- DATA EXTRACTS -
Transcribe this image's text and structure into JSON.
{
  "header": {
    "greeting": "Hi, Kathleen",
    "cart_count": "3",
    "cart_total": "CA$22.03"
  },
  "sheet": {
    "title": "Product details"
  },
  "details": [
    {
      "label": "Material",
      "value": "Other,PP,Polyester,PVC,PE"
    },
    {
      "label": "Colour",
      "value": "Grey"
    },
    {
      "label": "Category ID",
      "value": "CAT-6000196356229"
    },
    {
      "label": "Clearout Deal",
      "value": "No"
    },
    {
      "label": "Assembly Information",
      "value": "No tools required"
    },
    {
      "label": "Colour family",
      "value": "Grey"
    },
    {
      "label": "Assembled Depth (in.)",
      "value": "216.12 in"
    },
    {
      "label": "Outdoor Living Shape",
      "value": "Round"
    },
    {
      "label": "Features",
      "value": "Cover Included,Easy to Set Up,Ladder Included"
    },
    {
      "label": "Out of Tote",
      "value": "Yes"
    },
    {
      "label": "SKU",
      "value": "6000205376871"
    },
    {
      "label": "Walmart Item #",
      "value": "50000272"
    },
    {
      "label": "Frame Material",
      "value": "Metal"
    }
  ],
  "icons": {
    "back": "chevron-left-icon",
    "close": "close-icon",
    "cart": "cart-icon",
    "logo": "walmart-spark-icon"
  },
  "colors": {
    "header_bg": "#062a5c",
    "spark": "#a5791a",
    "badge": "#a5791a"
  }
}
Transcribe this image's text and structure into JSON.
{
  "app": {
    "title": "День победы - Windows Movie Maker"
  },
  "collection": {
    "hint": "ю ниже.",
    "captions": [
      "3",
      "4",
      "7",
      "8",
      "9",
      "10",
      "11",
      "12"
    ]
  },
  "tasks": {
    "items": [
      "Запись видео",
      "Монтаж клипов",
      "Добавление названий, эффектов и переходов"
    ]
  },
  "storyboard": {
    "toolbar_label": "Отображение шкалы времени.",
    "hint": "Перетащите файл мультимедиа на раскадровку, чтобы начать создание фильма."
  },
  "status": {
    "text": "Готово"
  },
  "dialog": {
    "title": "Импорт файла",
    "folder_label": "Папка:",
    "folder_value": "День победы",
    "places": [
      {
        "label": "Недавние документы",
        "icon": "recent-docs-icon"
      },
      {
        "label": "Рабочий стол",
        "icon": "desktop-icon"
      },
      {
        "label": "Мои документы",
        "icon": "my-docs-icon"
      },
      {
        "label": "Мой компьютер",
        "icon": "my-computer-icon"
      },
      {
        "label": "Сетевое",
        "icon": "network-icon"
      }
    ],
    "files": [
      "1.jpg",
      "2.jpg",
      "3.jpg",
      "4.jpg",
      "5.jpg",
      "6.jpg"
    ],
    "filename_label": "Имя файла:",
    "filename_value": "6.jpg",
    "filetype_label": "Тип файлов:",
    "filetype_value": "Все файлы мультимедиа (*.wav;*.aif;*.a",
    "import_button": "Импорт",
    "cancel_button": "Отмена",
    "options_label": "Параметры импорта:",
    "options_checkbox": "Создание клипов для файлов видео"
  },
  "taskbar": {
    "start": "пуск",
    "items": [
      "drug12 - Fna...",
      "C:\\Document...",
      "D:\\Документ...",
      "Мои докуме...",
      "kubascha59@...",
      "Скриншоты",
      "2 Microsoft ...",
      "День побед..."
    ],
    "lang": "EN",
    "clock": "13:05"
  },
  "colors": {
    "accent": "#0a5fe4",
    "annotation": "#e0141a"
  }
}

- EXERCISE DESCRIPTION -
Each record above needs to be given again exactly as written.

- TASK ANSWER -
Transcribe this image's text and structure into JSON.
{
  "header": {
    "greeting": "Hi, Kathleen",
    "cart_count": "3",
    "cart_total": "CA$22.03"
  },
  "sheet": {
    "title": "Product details"
  },
  "details": [
    {
      "label": "Material",
      "value": "Other,PP,Polyester,PVC,PE"
    },
    {
      "label": "Colour",
      "value": "Grey"
    },
    {
      "label": "Category ID",
      "value": "CAT-6000196356229"
    },
    {
      "label": "Clearout Deal",
      "value": "No"
    },
    {
      "label": "Assembly Information",
      "value": "No tools required"
    },
    {
      "label": "Colour family",
      "value": "Grey"
    },
    {
      "label": "Assembled Depth (in.)",
      "value": "216.12 in"
    },
    {
      "label": "Outdoor Living Shape",
      "value": "Round"
    },
    {
      "label": "Features",
      "value": "Cover Included,Easy to Set Up,Ladder Included"
    },
    {
      "label": "Out of Tote",
      "value": "Yes"
    },
    {
      "label": "SKU",
      "value": "6000205376871"
    },
    {
      "label": "Walmart Item #",
      "value": "50000272"
    },
    {
      "label": "Frame Material",
      "value": "Metal"
    }
  ],
  "icons": {
    "back": "chevron-left-icon",
    "close": "close-icon",
    "cart": "cart-icon",
    "logo": "walmart-spark-icon"
  },
  "colors": {
    "header_bg": "#062a5c",
    "spark": "#a5791a",
    "badge": "#a5791a"
  }
}
Transcribe this image's text and structure into JSON.
{
  "app": {
    "title": "День победы - Windows Movie Maker"
  },
  "collection": {
    "hint": "ю ниже.",
    "captions": [
      "3",
      "4",
      "7",
      "8",
      "9",
      "10",
      "11",
      "12"
    ]
  },
  "tasks": {
    "items": [
      "Запись видео",
      "Монтаж клипов",
      "Добавление названий, эффектов и переходов"
    ]
  },
  "storyboard": {
    "toolbar_label": "Отображение шкалы времени.",
    "hint": "Перетащите файл мультимедиа на раскадровку, чтобы начать создание фильма."
  },
  "status": {
    "text": "Готово"
  },
  "dialog": {
    "title": "Импорт файла",
    "folder_label": "Папка:",
    "folder_value": "День победы",
    "places": [
      {
        "label": "Недавние документы",
        "icon": "recent-docs-icon"
      },
      {
        "label": "Рабочий стол",
        "icon": "desktop-icon"
      },
      {
        "label": "Мои документы",
        "icon": "my-docs-icon"
      },
      {
        "label": "Мой компьютер",
        "icon": "my-computer-icon"
      },
      {
        "label": "Сетевое",
        "icon": "network-icon"
      }
    ],
    "files": [
      "1.jpg",
      "2.jpg",
      "3.jpg",
      "4.jpg",
      "5.jpg",
      "6.jpg"
    ],
    "filename_label": "Имя файла:",
    "filename_value": "6.jpg",
    "filetype_label": "Тип файлов:",
    "filetype_value": "Все файлы мультимедиа (*.wav;*.aif;*.a",
    "import_button": "Импорт",
    "cancel_button": "Отмена",
    "options_label": "Параметры импорта:",
    "options_checkbox": "Создание клипов для файлов видео"
  },
  "taskbar": {
    "start": "пуск",
    "items": [
      "drug12 - Fna...",
      "C:\\Document...",
      "D:\\Документ...",
      "Мои докуме...",
      "kubascha59@...",
      "Скриншоты",
      "2 Microsoft ...",
      "День побед..."
    ],
    "lang": "EN",
    "clock": "13:05"
  },
  "colors": {
    "accent": "#0a5fe4",
    "annotation": "#e0141a"
  }
}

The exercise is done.